In Gloucestershire, we have had Community Ophthalmic Link for around 18 months. The integrated care board (ICB) piloted it in a few practices to start with, and then rolled it out quite quickly. Now, most optometry practices in Gloucestershire and most practitioners have access to it.

At the ICB, there is a small team that looks after Community Ophthalmic Link. For new users, one of the team will visit the practice to install the software, set everything up, explain how it works, and make sure the optometrists are happy with everything.

They have a brilliant support team, contactable via WhatsApp. As long as you’re working during normal practice hours, you have that back-up. That makes it seamless and easy to use.

Source: Gloucestershire Hospitals NHS Foundation Trust

Impact on care

Community Ophthalmic Link had an impact on our practice straightaway. A lot of work to upload imaging was done at the hospital, before we integrated the software in practice. Everything is on one platform, and you can see it in real-time. You don’t have to search separately for the Heidelberg imaging, then the keratometer imaging, then the Humphrey imaging. You can pull up all the field results, or all the GP letters.

From the first patient we saw, we could see everything really easily. The first person I checked was my dad, who has diabetic retinopathy. I could bring in all his images, and all his letters, straightaway.

It gives you real confidence, but also, it’s an easy interface to use with the patient. You can be sitting with the patient, ask if they are happy for you to look at their hospital ophthalmology records, and then bring them up immediately. It’s great from a patient perspective, because you can show them that you’ve got that linked connectivity and that the communication is there. Also, they can see things in real-time. If you’ve done some imaging in the practice, and you want to show them that something is the same as it was when they went to the hospital two years ago, it is easy to do that.

With patients, you get one of two reactions. You sometimes get, ‘oh, I always thought you could do that.’ They assume that we get copies of everything from the hospital. Or, they are really impressed.

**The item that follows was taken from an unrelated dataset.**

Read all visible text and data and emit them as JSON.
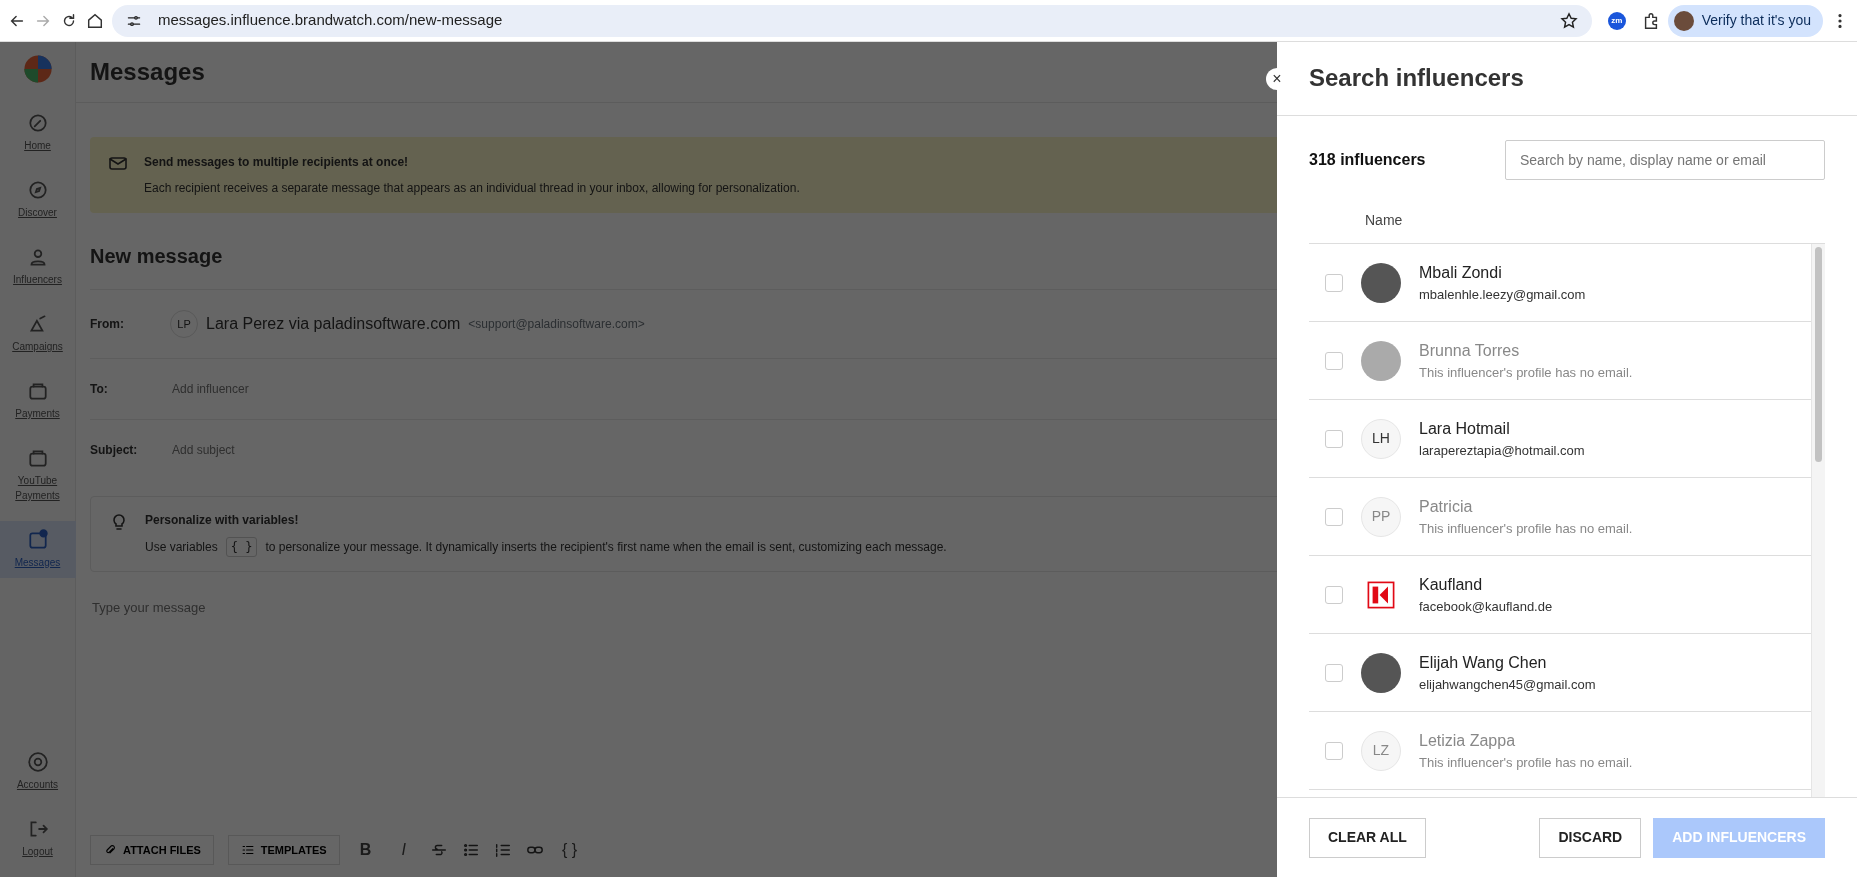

We are a 10-minute walk from the hospital. We have had patients who have been in clinic and have come to see us afterwards, and within the time they’ve walked to the practice the information is there. From a patient’s perspective, I think it makes a huge difference.

The first person I checked was my dad, who has diabetic retinopathy. I could bring in all his images, and all his letters, straightaway


A solution to a problem

Before Community Ophthalmic Link, we’d struggled for a lot of years. Optometrists are generally the primary referrer into the hospital eye service, but because of how the hospital system was set up, ophthalmology letters went straight back to the GP. Unless somebody in the ophthalmology department asked the patient who their optometrist was and put those details in, they didn’t come back to us. So, having access to those GP letters, going back years, is fantastic.

In the practice, because it is quick to use, it doesn’t have a huge impact on your time. It’s not an extra thing that you have to check. It makes life so much easier.

For the patient, it is about making appropriate, timely referrals, only when they are needed. With ophthalmology clinics being so over-booked, you can pull up what you have seen in practice and decide whether or not that patient does need to be seen urgently. You can action that in a different way, knowing you’re not wasting hospital resources.

Patients who have got long-term issues might not have been seen in ophthalmology for years, and it might be the first time you’re seeing them in practice. You might notice something and mention it to the patient, and they say, ‘I know something was picked up in the hospital, but I’m not sure what it was.’ If you can look at their scans, you can have more certainty about what the issue is. You can reassure the patient that things are the same, or, if things have changed, you can deal with it appropriately.